Exercise materials
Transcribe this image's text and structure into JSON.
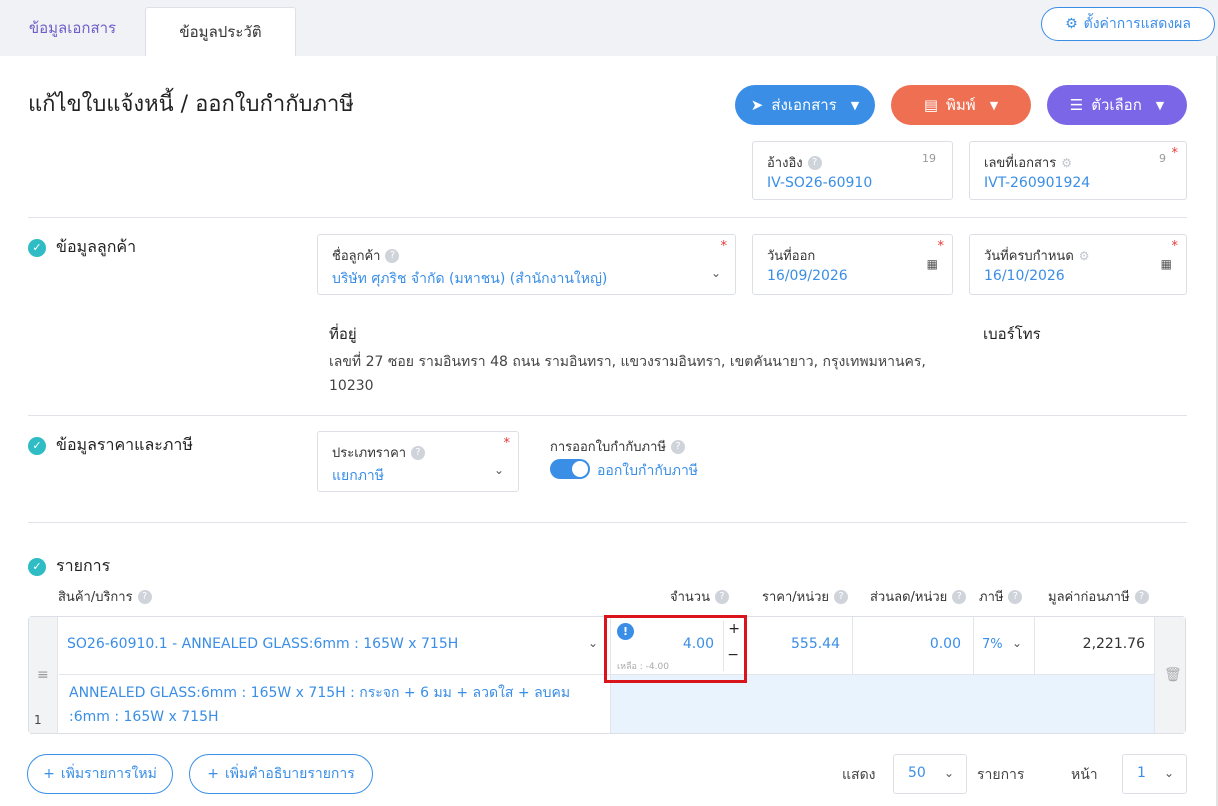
{
  "tabs": [
    {
      "label": "ข้อมูลเอกสาร",
      "active": true
    },
    {
      "label": "ข้อมูลประวัติ",
      "active": false
    }
  ],
  "display_settings_label": "ตั้งค่าการแสดงผล",
  "page_title": "แก้ไขใบแจ้งหนี้ / ออกใบกำกับภาษี",
  "header_buttons": {
    "send": "ส่งเอกสาร",
    "print": "พิมพ์",
    "options": "ตัวเลือก"
  },
  "reference": {
    "label": "อ้างอิง",
    "count": "19",
    "value": "IV-SO26-60910"
  },
  "doc_number": {
    "label": "เลขที่เอกสาร",
    "count": "9",
    "value": "IVT-260901924"
  },
  "customer_section": {
    "title": "ข้อมูลลูกค้า",
    "customer_name": {
      "label": "ชื่อลูกค้า",
      "value": "บริษัท ศุภริช จำกัด (มหาชน) (สำนักงานใหญ่)"
    },
    "issue_date": {
      "label": "วันที่ออก",
      "value": "16/09/2026"
    },
    "due_date": {
      "label": "วันที่ครบกำหนด",
      "value": "16/10/2026"
    },
    "address_label": "ที่อยู่",
    "address_value": "เลขที่ 27 ซอย รามอินทรา 48 ถนน รามอินทรา, แขวงรามอินทรา, เขตคันนายาว, กรุงเทพมหานคร, 10230",
    "phone_label": "เบอร์โทร"
  },
  "pricing_section": {
    "title": "ข้อมูลราคาและภาษี",
    "price_type": {
      "label": "ประเภทราคา",
      "value": "แยกภาษี"
    },
    "tax_invoice_label": "การออกใบกำกับภาษี",
    "tax_invoice_toggle_text": "ออกใบกำกับภาษี",
    "tax_invoice_on": true
  },
  "items_section": {
    "title": "รายการ",
    "columns": {
      "product": "สินค้า/บริการ",
      "quantity": "จำนวน",
      "unit_price": "ราคา/หน่วย",
      "discount": "ส่วนลด/หน่วย",
      "tax": "ภาษี",
      "amount": "มูลค่าก่อนภาษี"
    },
    "rows": [
      {
        "index": "1",
        "product": "SO26-60910.1 - ANNEALED GLASS:6mm : 165W x 715H",
        "description": "ANNEALED GLASS:6mm : 165W x 715H : กระจก + 6 มม + ลวดใส + ลบคม :6mm : 165W x 715H",
        "quantity": "4.00",
        "remaining": "เหลือ : -4.00",
        "unit_price": "555.44",
        "discount": "0.00",
        "tax": "7%",
        "amount": "2,221.76"
      }
    ]
  },
  "footer": {
    "add_item": "เพิ่มรายการใหม่",
    "add_description": "เพิ่มคำอธิบายรายการ",
    "show_label": "แสดง",
    "page_size": "50",
    "items_label": "รายการ",
    "page_label": "หน้า",
    "page_number": "1"
  },
  "colors": {
    "primary": "#3a8ee6",
    "send_button": "#3a8ee6",
    "print_button": "#ef6f52",
    "options_button": "#7a66e6",
    "section_check": "#2fbcc4",
    "highlight_box": "#d9141a"
  }
}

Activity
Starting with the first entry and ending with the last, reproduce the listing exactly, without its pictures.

Task answer
Transcribe this image's text and structure into JSON.
{
  "tabs": [
    {
      "label": "ข้อมูลเอกสาร",
      "active": true
    },
    {
      "label": "ข้อมูลประวัติ",
      "active": false
    }
  ],
  "display_settings_label": "ตั้งค่าการแสดงผล",
  "page_title": "แก้ไขใบแจ้งหนี้ / ออกใบกำกับภาษี",
  "header_buttons": {
    "send": "ส่งเอกสาร",
    "print": "พิมพ์",
    "options": "ตัวเลือก"
  },
  "reference": {
    "label": "อ้างอิง",
    "count": "19",
    "value": "IV-SO26-60910"
  },
  "doc_number": {
    "label": "เลขที่เอกสาร",
    "count": "9",
    "value": "IVT-260901924"
  },
  "customer_section": {
    "title": "ข้อมูลลูกค้า",
    "customer_name": {
      "label": "ชื่อลูกค้า",
      "value": "บริษัท ศุภริช จำกัด (มหาชน) (สำนักงานใหญ่)"
    },
    "issue_date": {
      "label": "วันที่ออก",
      "value": "16/09/2026"
    },
    "due_date": {
      "label": "วันที่ครบกำหนด",
      "value": "16/10/2026"
    },
    "address_label": "ที่อยู่",
    "address_value": "เลขที่ 27 ซอย รามอินทรา 48 ถนน รามอินทรา, แขวงรามอินทรา, เขตคันนายาว, กรุงเทพมหานคร, 10230",
    "phone_label": "เบอร์โทร"
  },
  "pricing_section": {
    "title": "ข้อมูลราคาและภาษี",
    "price_type": {
      "label": "ประเภทราคา",
      "value": "แยกภาษี"
    },
    "tax_invoice_label": "การออกใบกำกับภาษี",
    "tax_invoice_toggle_text": "ออกใบกำกับภาษี",
    "tax_invoice_on": true
  },
  "items_section": {
    "title": "รายการ",
    "columns": {
      "product": "สินค้า/บริการ",
      "quantity": "จำนวน",
      "unit_price": "ราคา/หน่วย",
      "discount": "ส่วนลด/หน่วย",
      "tax": "ภาษี",
      "amount": "มูลค่าก่อนภาษี"
    },
    "rows": [
      {
        "index": "1",
        "product": "SO26-60910.1 - ANNEALED GLASS:6mm : 165W x 715H",
        "description": "ANNEALED GLASS:6mm : 165W x 715H : กระจก + 6 มม + ลวดใส + ลบคม :6mm : 165W x 715H",
        "quantity": "4.00",
        "remaining": "เหลือ : -4.00",
        "unit_price": "555.44",
        "discount": "0.00",
        "tax": "7%",
        "amount": "2,221.76"
      }
    ]
  },
  "footer": {
    "add_item": "เพิ่มรายการใหม่",
    "add_description": "เพิ่มคำอธิบายรายการ",
    "show_label": "แสดง",
    "page_size": "50",
    "items_label": "รายการ",
    "page_label": "หน้า",
    "page_number": "1"
  },
  "colors": {
    "primary": "#3a8ee6",
    "send_button": "#3a8ee6",
    "print_button": "#ef6f52",
    "options_button": "#7a66e6",
    "section_check": "#2fbcc4",
    "highlight_box": "#d9141a"
  }
}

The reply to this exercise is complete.